And TPG recently had to scrap plans to build its own mobile network after partner Huawei was banned from supplying 5G equipment to Australian companies.
Mr Budde said the merger consequently increased competition, by giving TPG and Vodafone the firepower needed to take on Telstra and Optus – both of whom announced falling profits on Thursday.
The Australian Communications Consumer Action Network put forward a similar argument last year, and credit agency Moody’s said on Thursday: “The merged entity will be much better positioned to compete as a credible third player in the Australian telco market than TPG and Vodafone individually”.
“The reality is, Vodafone has never been able to really perform well in the market. It’s always been a distant third. And TPG went through some serious problems a few years ago,” Mr Budde told The New Daily.
“They’ve also been hit by low margins and had profits going down … and I think it started to dawn on them 18 months ago that their business model was, I wouldn’t say unsustainable, but it was shaky.”
No price wars
Although he described the merger as good news for consumers, Mr Budde said large price falls were unlikely, though, as the telcos considered a price war “unsustainable for everyone”.
He said TPG and Vodafone would instead introduce bundle packages combining mobile and broadband.
TPG specialises in fixed-line fibre broadband and owns iiNet and AAPT.
Vodafone Hutchison Australia is primarily a mobile network operator.
“There will be a bit of a discount if you bundle, but typically that isn’t more than 5 or 10 per cent,” Mr Budde said.
“So I don’t expect any serious price competition as a result of Vodafone and TPG combining.”
Because the proposed merger was first announced 18 months ago, Mr Budde said it was safe to assume the companies had already laid the groundwork for new products.

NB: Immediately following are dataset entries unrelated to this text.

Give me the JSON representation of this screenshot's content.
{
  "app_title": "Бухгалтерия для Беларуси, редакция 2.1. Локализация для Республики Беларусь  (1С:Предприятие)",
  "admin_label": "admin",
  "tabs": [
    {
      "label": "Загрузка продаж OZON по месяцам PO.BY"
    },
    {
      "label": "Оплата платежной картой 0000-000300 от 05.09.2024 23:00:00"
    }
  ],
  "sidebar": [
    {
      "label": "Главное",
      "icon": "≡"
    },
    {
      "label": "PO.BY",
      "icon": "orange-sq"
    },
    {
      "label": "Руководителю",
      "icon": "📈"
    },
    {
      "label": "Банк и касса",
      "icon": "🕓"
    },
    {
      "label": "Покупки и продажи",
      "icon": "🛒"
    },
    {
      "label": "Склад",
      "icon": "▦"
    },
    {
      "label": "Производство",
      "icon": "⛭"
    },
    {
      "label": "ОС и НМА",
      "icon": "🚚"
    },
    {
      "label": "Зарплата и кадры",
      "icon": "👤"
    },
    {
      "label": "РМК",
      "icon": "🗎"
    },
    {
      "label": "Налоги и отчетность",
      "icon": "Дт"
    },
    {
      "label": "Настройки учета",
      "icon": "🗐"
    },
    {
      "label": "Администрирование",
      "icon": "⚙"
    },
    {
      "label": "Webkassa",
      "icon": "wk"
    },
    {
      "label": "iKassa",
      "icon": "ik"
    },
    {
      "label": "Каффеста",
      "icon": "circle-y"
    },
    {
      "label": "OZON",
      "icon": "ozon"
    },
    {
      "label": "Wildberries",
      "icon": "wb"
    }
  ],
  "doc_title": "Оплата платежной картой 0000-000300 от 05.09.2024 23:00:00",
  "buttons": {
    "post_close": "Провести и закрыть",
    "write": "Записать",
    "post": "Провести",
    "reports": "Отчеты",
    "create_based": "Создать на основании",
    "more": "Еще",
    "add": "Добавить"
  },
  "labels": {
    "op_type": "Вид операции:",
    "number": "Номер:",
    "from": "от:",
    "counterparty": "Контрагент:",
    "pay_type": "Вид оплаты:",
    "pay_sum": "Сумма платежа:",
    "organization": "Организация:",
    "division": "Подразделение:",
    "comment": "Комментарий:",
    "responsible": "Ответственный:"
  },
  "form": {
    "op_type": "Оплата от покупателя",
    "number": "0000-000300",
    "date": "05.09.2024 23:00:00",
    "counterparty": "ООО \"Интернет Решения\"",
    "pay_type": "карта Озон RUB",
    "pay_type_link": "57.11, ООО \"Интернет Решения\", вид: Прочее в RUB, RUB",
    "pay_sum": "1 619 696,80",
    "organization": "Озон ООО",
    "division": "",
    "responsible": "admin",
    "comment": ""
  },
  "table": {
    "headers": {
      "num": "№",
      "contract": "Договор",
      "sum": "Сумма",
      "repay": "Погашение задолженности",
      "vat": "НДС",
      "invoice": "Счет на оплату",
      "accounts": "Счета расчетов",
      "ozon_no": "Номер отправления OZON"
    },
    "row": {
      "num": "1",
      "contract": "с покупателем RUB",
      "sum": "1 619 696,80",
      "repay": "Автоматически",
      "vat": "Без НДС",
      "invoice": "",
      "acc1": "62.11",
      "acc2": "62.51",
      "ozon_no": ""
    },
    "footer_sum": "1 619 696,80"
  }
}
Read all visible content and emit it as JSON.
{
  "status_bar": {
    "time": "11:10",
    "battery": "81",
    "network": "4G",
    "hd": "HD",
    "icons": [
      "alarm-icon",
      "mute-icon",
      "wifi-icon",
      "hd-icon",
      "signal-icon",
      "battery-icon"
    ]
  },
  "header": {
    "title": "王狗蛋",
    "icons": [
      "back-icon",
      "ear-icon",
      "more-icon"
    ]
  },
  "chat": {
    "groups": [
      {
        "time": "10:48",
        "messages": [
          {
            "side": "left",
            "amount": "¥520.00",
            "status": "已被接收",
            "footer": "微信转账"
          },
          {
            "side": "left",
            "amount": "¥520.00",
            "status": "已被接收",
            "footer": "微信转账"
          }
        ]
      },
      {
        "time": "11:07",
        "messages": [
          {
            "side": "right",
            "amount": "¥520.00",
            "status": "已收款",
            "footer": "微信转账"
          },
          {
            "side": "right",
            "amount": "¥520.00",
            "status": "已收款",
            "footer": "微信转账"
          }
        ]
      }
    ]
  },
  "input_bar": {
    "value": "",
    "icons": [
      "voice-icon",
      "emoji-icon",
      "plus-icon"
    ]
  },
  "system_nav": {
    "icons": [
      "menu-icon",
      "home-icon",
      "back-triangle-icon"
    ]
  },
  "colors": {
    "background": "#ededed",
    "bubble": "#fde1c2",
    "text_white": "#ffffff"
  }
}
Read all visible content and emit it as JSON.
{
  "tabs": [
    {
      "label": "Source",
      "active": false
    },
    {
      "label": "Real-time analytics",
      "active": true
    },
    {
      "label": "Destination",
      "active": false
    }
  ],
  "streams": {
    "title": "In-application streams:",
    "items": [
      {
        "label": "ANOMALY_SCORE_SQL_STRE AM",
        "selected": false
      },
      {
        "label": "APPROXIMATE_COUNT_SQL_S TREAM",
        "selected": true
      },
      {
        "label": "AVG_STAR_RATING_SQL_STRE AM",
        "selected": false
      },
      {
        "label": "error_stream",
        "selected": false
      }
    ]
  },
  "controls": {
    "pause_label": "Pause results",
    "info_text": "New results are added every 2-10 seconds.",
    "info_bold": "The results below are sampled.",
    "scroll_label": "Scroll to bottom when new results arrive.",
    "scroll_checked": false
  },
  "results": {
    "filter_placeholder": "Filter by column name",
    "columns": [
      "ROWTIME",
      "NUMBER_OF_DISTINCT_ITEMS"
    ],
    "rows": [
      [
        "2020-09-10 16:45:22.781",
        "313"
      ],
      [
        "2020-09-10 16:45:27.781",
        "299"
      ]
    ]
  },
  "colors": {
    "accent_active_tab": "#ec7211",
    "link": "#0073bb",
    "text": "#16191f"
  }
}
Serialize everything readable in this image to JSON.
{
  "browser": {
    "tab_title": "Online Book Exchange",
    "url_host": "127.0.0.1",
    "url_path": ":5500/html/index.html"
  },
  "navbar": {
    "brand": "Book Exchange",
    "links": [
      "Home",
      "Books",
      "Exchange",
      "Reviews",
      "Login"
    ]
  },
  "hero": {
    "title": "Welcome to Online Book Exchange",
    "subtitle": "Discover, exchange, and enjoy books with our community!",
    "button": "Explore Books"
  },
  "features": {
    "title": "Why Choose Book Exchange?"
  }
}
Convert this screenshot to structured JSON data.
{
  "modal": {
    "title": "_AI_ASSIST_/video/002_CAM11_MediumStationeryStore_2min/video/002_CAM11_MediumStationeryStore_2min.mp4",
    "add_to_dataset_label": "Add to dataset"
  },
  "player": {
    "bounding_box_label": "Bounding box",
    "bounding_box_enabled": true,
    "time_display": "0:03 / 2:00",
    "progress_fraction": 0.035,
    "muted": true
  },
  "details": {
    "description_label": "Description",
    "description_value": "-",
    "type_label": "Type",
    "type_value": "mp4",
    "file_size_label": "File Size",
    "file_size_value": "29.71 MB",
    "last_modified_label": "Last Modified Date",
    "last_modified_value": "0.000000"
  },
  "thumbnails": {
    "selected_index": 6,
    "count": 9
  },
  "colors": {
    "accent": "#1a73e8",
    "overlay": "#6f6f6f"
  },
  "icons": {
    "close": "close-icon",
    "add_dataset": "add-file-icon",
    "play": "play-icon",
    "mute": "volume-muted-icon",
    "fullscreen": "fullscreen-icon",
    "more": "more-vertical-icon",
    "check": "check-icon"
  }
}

“They will have a number of things in motion which can now be executed rather quickly. So I assume that, within the next couple of months, we will see some positive reactions in relation to some interesting products or bundling,” he said.
Justice John Middleton said in a summary of his statement on Thursday that “the court has come to the view that the proposed merger would not have the effect, nor be likely to have the effect, of substantially lessening competition in the supply of retail mobile services in Australia”.
The decision rested on Justice Middleton’s belief that TPG was no longer in a position to build its own network.
“That moment has passed,” he said.
“To now leave TPG and Vodafone in their current state will not promote competition in the retail mobile market.”
ACCC chairman Rod Sims said the decision meant Australians had “lost a once-in-a-generation opportunity for stronger competition and cheaper mobile telecommunications services”.
Vodafone Hutchison Australia chief executive Inaki Berroeta said the companies expected to complete the merger in winter, provided the ACCC did not lodge an appeal.
Because TPG owns submarine cables in US territory, the merger must seek approval from US regulators and the Foreign Investment Review Board before it can come into effect.
The ACCC has 28 days to appeal against the court’s decision, which comes after Australia’s two biggest telcos reported falling profits on Thursday.
Telstra said devastating bushfires and the NBN rollout had torched half-year profits by 7.6 per cent.
And Optus reported a 18.5 per cent fall in third-quarter profits, thanks to “increasing consumer demand for SIM-only plans”.